Taking a closer look at the technical aspects of the poem illuminates why this poem works so well. Obviously the poem is very ordered with end rhymes, syllables counts, and subject then verb lines. The stiffness of the form could easily make the poem itself seem stiff, but Parker avoids this fate by infusing voice and pace into the poem. A driving pace moves the poem through the list of ways to kill yourself, ultimately reaching a final line that makes the poem brilliant and brings to light the poem's voice at the same time. Before “You might as well live,” the poem is a puzzling list of harmful agents, but with that final line everything ties together. It is the cliched missing piece. Read the poem without the final line and you have nothing but a depressing list of ways to kill yourself. Knowing that the final line is key to the whole poem, let's look a little closer at the key to the final line: “might.” You might as well live. It's not you “have” to live or you “must” live. It's not a passionate call to live; instead, it's a nonchalant, almost indifferent resignation. Since you've got nothing else better to do and since the alternative is downright hideous, well, I guess you might as well live. It's a very sly bit of reverse psychology on Dorothy Parker's part, the same type of sly wit that characterized her entire writing and speaking career.

3 comments:

David said...

As a daily reader I would like to see some of your poems and how you came up with them...

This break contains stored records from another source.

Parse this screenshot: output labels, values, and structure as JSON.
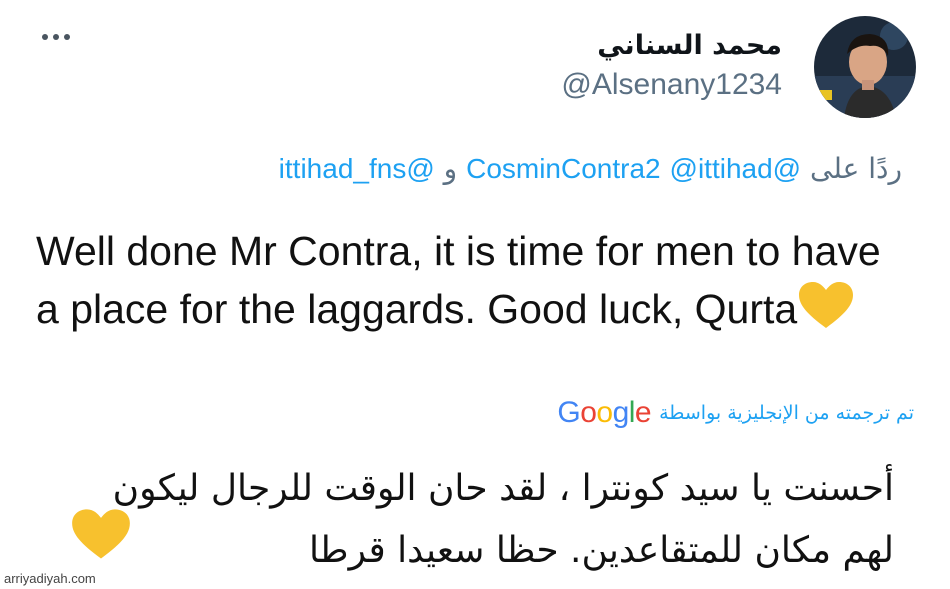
{
  "tweet": {
    "author_name": "محمد السناني",
    "handle": "@Alsenany1234",
    "more_icon": "more-horizontal-icon",
    "reply_to": {
      "prefix": "ردًا على",
      "mentions": [
        "@CosminContra2",
        "@ittihad"
      ],
      "conjunction": "و",
      "last_mention": "@ittihad_fns"
    },
    "text": "Well done Mr Contra, it is time for men to have a place for the laggards. Good luck, Qurta",
    "emoji": "yellow-heart",
    "translation": {
      "label": "تم ترجمته من الإنجليزية بواسطة",
      "provider": {
        "letters": [
          "G",
          "o",
          "o",
          "g",
          "l",
          "e"
        ],
        "colors": [
          "#4285f4",
          "#ea4335",
          "#fbbc05",
          "#4285f4",
          "#34a853",
          "#ea4335"
        ]
      },
      "text": "أحسنت يا سيد كونترا ، لقد حان الوقت للرجال ليكون لهم مكان للمتقاعدين. حظا سعيدا قرطا"
    }
  },
  "colors": {
    "link": "#1da1f2",
    "muted": "#5b7083",
    "heart": "#f7c12e"
  },
  "watermark": "arriyadiyah.com"
}
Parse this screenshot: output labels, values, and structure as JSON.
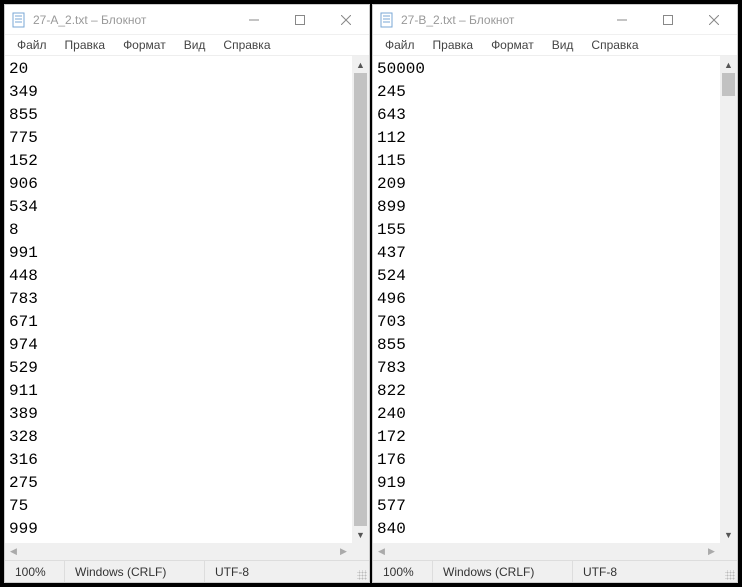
{
  "windows": [
    {
      "title": "27-A_2.txt – Блокнот",
      "menu": [
        "Файл",
        "Правка",
        "Формат",
        "Вид",
        "Справка"
      ],
      "content": "20\n349\n855\n775\n152\n906\n534\n8\n991\n448\n783\n671\n974\n529\n911\n389\n328\n316\n275\n75\n999",
      "status": {
        "zoom": "100%",
        "eol": "Windows (CRLF)",
        "encoding": "UTF-8"
      },
      "vthumb": {
        "top": "0%",
        "height": "100%"
      }
    },
    {
      "title": "27-B_2.txt – Блокнот",
      "menu": [
        "Файл",
        "Правка",
        "Формат",
        "Вид",
        "Справка"
      ],
      "content": "50000\n245\n643\n112\n115\n209\n899\n155\n437\n524\n496\n703\n855\n783\n822\n240\n172\n176\n919\n577\n840",
      "status": {
        "zoom": "100%",
        "eol": "Windows (CRLF)",
        "encoding": "UTF-8"
      },
      "vthumb": {
        "top": "0%",
        "height": "5%"
      }
    }
  ]
}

Lets see your resume!

David said...

Oh and not to stifle your creativity, but 250 words or less would make it fit into my RSS reader... twitter style!

Matthew A Kaberline said...

Hi David,

Thanks for your comments. I'm glad you're interested in my own poetry. Once we reach the end of April I'll post a poem or two of mine and an essay to go along with them. A few of my poems are posted at the end of last year's blog (around May 2008). Thank you for reading my blog and commenting.

All the best,
Matthew